Recent research demonstrates that economic interventions may positively effect HIV risk among adolescent girls and young women (AGYW) in sub-Saharan Africa. Some evidence reveals potential associations between financial decision-making and bargaining power in sexual relationships. However, this evidence is mixed, nuanced, and limited. This paper explores how AGYW in Zambia understand financial agency and its effect on intimate relationships.
In-depth qualitative interviews were conducted with 30 females aged 15–24 years residing in Kalingalinga, a low income, high-density residential area in Lusaka. Data were analysed using thematic content analysis.
Participants spoke of the ability to earn and spend money as reality for some and aspirational for many others, intrinsic to cultural and religious caveats influencing perceptions of agency for women. The transfer of financial independence to sexual agency within relationships was viewed as a mechanism for HIV risk reduction; however, male sexual privilege was an obstacle irrespective of financial decision-making.
Programmes aiming to enhance financial agency for AGYW have the potential to reduce HIV sexual risk.
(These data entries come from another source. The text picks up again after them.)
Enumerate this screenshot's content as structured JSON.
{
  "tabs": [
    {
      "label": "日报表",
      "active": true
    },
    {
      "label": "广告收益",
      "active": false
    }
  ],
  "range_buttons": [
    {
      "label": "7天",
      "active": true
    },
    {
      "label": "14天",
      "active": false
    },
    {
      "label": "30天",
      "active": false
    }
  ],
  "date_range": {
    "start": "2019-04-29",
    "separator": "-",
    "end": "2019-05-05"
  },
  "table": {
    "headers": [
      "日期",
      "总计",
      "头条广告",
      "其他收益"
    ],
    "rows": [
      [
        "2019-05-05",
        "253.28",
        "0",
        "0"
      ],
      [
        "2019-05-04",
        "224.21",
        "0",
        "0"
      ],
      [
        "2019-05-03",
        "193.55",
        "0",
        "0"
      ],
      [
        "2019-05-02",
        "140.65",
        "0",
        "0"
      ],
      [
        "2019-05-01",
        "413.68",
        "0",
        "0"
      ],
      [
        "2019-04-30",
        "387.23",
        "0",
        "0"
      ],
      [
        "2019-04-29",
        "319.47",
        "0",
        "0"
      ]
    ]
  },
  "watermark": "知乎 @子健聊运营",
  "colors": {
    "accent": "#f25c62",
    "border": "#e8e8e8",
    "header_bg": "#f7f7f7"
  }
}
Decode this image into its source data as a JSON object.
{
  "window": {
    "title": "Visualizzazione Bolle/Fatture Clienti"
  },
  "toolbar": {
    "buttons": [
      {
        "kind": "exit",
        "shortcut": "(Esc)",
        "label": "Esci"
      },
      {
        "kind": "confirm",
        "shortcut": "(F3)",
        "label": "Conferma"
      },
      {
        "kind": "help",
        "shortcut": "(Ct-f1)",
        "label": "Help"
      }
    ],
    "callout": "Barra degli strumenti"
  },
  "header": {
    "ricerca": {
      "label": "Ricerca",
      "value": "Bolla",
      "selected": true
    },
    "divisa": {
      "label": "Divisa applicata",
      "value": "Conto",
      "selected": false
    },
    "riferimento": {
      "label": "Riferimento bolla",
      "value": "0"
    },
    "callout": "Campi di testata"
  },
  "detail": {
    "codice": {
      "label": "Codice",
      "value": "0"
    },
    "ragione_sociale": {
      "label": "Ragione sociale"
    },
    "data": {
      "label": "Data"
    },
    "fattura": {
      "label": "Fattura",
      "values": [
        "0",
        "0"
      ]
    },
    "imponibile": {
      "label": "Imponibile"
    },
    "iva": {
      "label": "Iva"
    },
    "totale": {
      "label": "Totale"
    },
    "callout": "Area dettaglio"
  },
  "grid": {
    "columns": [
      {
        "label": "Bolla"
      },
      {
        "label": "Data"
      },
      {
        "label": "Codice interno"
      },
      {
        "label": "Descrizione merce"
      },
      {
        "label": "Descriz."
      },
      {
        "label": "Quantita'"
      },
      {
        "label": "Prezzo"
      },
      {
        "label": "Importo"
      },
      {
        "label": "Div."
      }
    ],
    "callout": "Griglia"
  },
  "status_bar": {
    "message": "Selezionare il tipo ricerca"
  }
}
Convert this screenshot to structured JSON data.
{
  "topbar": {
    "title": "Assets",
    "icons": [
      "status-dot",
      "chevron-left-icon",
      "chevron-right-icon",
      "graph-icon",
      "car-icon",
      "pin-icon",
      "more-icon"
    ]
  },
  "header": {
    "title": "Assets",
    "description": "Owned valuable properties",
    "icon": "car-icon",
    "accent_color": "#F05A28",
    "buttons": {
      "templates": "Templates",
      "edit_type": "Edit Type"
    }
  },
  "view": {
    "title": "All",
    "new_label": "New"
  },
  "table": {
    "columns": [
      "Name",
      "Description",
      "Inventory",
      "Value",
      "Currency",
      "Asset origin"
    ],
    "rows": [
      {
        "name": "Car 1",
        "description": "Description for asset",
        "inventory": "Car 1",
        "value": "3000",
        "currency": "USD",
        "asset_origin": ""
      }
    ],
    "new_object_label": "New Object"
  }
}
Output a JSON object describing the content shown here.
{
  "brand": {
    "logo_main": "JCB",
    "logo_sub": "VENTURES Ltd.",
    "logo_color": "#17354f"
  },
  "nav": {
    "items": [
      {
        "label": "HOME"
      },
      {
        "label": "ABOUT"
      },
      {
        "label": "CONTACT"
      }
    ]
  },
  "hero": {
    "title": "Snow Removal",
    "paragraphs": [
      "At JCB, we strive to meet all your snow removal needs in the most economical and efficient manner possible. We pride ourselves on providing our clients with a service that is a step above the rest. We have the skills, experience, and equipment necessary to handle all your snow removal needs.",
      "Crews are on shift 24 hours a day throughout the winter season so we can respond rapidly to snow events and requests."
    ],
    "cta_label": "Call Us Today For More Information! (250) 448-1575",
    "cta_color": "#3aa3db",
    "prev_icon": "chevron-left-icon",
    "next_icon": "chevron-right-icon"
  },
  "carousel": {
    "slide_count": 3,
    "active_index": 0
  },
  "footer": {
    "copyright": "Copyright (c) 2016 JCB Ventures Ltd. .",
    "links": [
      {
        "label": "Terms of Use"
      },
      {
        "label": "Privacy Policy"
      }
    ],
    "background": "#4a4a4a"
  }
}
Yet, to be most effective, integration with gender-transformative programmes is needed to address norms of male dominance that keep AGYW in positions of vulnerability.